  20. Good luck to your project and may the Rowan tree protect against peacocks and shelter shepherds and their huts.

    ReplyDelete
    Replies
    1. Not sure I want protection from peacocks Fennie. it would be rather nice to have ours back again.

      Delete
  21. I do so love a Rowan tree. What a perfect choice. There is so much to know about these beauties, and you'll even be able to make Rowan Berry Jelly come the autumn :)

    ReplyDelete
    Replies
    1. I have made all sorts of jellies but never rowan. Must remedy that.

      Delete
  22. We have a Rowan! I know, here on Long Island - but we do! We bought it specifically because of its druidic connections, and as a protective spirit to guard our cottage.

    As for following a tree, I have been following an apple tree in a nearby schoolyard for years now. My plan is to take a photo of it from the exact same spot all through the seasons, and then create a moving image of it by compiling all the photos together. I have a great camera and could easily take the photos, but I don't know how to put them together into the moving thingie yet.

    ReplyDelete
    Replies
    1. What a fab idea about the apple tree! Would really love to see your compilation when you crack how to do it.

      Delete
  23. Hello, I've just discovered your marvelous blog and look forward to reading your past posts. I had no idea Yew trees were associated with death. I have three tall ones in my garden here in San Francisco.

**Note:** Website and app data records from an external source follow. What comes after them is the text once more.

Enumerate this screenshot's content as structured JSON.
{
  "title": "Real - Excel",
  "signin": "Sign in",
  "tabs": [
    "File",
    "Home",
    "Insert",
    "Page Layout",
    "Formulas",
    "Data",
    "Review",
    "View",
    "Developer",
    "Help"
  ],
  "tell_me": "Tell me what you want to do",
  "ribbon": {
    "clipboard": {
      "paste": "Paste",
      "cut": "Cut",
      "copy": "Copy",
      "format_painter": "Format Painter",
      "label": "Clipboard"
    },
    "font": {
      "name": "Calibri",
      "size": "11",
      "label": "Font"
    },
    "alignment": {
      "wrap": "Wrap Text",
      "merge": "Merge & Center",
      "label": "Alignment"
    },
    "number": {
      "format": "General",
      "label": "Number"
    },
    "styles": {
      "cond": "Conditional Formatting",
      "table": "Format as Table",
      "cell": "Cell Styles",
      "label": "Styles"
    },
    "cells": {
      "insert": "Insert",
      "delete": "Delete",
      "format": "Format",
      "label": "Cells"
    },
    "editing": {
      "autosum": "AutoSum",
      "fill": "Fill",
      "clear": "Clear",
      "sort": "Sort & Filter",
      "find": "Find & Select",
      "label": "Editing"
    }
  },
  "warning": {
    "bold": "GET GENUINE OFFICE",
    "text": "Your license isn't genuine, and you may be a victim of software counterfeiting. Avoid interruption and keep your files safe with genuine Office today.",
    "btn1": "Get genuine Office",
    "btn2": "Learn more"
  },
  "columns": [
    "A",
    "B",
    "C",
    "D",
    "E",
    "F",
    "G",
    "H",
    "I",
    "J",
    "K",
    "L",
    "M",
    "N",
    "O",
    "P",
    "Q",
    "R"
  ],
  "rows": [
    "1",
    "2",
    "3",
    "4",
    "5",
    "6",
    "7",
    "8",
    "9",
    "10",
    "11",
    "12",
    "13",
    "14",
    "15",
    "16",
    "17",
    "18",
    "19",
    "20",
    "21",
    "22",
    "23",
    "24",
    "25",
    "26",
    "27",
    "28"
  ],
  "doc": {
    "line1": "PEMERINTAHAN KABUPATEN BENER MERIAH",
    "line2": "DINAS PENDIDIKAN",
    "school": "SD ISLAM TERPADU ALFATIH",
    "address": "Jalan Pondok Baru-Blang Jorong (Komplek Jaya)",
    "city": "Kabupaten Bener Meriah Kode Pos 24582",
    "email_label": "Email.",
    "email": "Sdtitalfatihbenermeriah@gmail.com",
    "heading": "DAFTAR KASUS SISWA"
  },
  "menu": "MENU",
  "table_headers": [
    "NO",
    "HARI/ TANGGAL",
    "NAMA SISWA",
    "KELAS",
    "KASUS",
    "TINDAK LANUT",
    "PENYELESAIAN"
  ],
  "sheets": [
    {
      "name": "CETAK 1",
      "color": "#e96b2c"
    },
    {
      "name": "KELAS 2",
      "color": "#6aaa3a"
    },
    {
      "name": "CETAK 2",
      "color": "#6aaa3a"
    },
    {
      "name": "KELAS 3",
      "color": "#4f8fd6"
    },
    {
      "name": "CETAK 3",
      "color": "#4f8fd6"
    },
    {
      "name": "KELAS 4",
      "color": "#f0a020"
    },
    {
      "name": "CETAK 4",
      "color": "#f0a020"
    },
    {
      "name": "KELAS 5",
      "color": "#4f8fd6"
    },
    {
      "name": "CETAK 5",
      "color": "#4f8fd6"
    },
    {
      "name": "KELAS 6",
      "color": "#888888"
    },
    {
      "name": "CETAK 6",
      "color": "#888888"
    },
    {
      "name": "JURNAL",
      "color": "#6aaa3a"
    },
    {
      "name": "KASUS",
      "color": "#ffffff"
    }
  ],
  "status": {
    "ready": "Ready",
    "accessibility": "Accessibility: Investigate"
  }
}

    I look forward to reading more of your musings.

    ReplyDelete

Comments are great. Thank you for taking the time!